A clearer view of past climate from tree rings
A basic law of plant growth leads to big jumps in accuracy of climate records
To see where the Earth’s climate is headed, we have to see where it’s been — and a new San Francisco State University study could offer a clearer picture. The study outlines a way to use a basic law of plant growth to improve estimates of historical temperature and rainfall from tree rings. The results could help answer one of the biggest questions facing climate scientists today.
“There’s a big question here, which is: How warm will it get?” said San Francisco State Assistant Professor of Earth & Climate Sciences Alexander Stine, the sole author of the study. “One way to get at this problem is to build a long record of temperatures in the Earth’s past.”
The rings of a tree document how quickly that tree grew. In the hands of a skilled scientist that can be translated into information about the environment in which the tree grew. Such records are useful because they stretch back thousands of years — far older than any direct measurements made by humans — and because trees are usually abundant where people live.
But when a tree’s growth is threatened by other factors like poor soil quality, the record it holds of climate start to become messier. The new technique applies a simple principle for picking the trees that hold the most pristine record of climate from each moment in history: simply selecting those that were growing the best. “The assumption is that those trees which are most successful in that year are more likely to be responding to large-scale climate,” Stine explained.
Testing that assumption on a worldwide database of tree-ring measurements includes studies by over 300 researchers around the world, Stine showed that he could get more precise measurements of past temperature and precipitation than current methods. Depending on how the math was applied, that could mean anywhere from a single-digit percent improvement to an estimate that’s 82 percent more accurate than those created using other methods. Stine reported the results earlier this month in the journal Paleoceanography and Paleoclimatology.
The key to improving those estimates was applying “Liebig’s Law of the Minimum,” the widely accepted idea that a plant’s growth is tied to the most limiting factor in its environment. For instance, a slight dip in rainfall won’t affect a tree’s growth if it’s already being stunted by an intense cold snap.
“It’s a basic idea in ecology that’s old and well-understood,” said Stine. It’s the way that he applied it that’s novel. Because of Leibig’s law, he realized, a tree growing especially well is not likely to be held back by local factors like harmful insects, meaning that measurements of the tree’s growth will be tightly linked to the climate it’s experiencing.
Stine had presented the idea and tested it at smaller scales in the past, but this is the first demonstration that the method can improve past climate estimates for regions all over the world. There’s also reason to believe that the technique can be fine-tuned further: Stine says more work is needed to figure out the best way to apply the math to see the biggest advances.

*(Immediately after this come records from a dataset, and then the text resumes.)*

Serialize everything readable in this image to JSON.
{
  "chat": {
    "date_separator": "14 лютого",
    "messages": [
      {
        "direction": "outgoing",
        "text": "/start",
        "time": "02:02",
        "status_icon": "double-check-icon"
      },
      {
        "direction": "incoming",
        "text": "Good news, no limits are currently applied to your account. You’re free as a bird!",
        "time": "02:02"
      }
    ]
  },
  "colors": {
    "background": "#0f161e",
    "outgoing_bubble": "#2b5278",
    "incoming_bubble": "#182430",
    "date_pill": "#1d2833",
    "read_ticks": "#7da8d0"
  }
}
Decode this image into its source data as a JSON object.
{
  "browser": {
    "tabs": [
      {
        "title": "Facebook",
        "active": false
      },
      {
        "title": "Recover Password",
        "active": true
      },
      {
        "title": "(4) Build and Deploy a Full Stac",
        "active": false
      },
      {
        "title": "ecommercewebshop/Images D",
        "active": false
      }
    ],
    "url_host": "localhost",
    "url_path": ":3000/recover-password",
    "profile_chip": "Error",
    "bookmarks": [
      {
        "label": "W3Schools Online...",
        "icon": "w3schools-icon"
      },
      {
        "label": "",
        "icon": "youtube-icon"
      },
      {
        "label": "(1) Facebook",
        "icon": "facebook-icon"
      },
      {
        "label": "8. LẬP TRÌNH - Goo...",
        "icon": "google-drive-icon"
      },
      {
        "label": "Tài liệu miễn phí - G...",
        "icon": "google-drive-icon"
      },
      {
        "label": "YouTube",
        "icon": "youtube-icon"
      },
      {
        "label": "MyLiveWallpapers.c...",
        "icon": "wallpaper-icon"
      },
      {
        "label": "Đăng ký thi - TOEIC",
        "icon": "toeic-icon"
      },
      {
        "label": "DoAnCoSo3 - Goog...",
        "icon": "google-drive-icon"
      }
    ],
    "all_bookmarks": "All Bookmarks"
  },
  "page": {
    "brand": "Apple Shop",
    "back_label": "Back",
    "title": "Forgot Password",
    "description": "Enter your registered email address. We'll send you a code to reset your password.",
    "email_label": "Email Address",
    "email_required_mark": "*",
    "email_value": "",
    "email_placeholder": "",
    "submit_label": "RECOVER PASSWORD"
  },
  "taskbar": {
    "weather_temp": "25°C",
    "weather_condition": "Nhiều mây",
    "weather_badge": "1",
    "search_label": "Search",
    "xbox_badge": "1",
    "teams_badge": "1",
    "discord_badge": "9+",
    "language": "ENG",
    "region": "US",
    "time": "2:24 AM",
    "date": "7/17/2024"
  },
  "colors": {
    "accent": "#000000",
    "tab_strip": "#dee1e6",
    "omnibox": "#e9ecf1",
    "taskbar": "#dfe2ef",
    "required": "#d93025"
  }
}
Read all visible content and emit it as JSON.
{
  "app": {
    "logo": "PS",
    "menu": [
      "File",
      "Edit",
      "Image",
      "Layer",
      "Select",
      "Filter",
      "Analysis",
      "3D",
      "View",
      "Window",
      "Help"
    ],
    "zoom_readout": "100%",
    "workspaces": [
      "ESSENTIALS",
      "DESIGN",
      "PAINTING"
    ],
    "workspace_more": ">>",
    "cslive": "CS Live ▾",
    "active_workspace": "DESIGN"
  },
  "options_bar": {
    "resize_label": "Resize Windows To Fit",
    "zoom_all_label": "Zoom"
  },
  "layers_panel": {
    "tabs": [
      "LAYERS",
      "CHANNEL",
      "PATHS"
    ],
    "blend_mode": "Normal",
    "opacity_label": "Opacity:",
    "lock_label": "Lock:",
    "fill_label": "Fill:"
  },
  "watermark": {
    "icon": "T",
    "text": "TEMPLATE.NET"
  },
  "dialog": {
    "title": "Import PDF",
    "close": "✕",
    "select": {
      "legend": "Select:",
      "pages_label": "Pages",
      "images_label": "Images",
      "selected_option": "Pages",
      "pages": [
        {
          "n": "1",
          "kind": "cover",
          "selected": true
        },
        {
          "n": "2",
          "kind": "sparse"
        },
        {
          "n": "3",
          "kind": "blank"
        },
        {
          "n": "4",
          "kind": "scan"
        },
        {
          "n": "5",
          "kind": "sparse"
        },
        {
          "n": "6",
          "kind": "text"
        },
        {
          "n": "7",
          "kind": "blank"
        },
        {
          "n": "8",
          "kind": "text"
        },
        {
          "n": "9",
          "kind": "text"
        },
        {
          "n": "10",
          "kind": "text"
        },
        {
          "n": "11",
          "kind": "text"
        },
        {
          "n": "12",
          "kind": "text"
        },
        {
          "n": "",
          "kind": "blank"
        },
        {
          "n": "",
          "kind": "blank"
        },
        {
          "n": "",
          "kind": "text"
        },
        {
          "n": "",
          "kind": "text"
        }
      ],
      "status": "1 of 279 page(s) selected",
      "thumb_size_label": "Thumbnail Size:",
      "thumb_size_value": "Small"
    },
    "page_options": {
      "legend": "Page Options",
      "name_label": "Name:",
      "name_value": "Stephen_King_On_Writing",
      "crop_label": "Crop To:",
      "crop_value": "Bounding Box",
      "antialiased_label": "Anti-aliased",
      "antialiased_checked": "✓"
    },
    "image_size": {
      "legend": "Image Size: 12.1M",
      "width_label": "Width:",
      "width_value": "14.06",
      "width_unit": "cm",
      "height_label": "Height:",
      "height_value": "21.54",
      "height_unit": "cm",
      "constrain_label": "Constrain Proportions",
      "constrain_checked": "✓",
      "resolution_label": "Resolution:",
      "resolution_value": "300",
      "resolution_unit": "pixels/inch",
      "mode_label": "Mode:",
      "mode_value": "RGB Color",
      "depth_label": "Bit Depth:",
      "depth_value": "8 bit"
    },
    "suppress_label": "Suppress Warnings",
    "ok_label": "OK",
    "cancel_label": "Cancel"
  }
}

And the stakes for making those improvements are high. “We have very short instrumental temperature and rainfall records,” said Stine. “And we’re living in a world where our theory tells us these things should be changing rapidly.”
This research was supported by National Science Foundation grant AGS-1405053.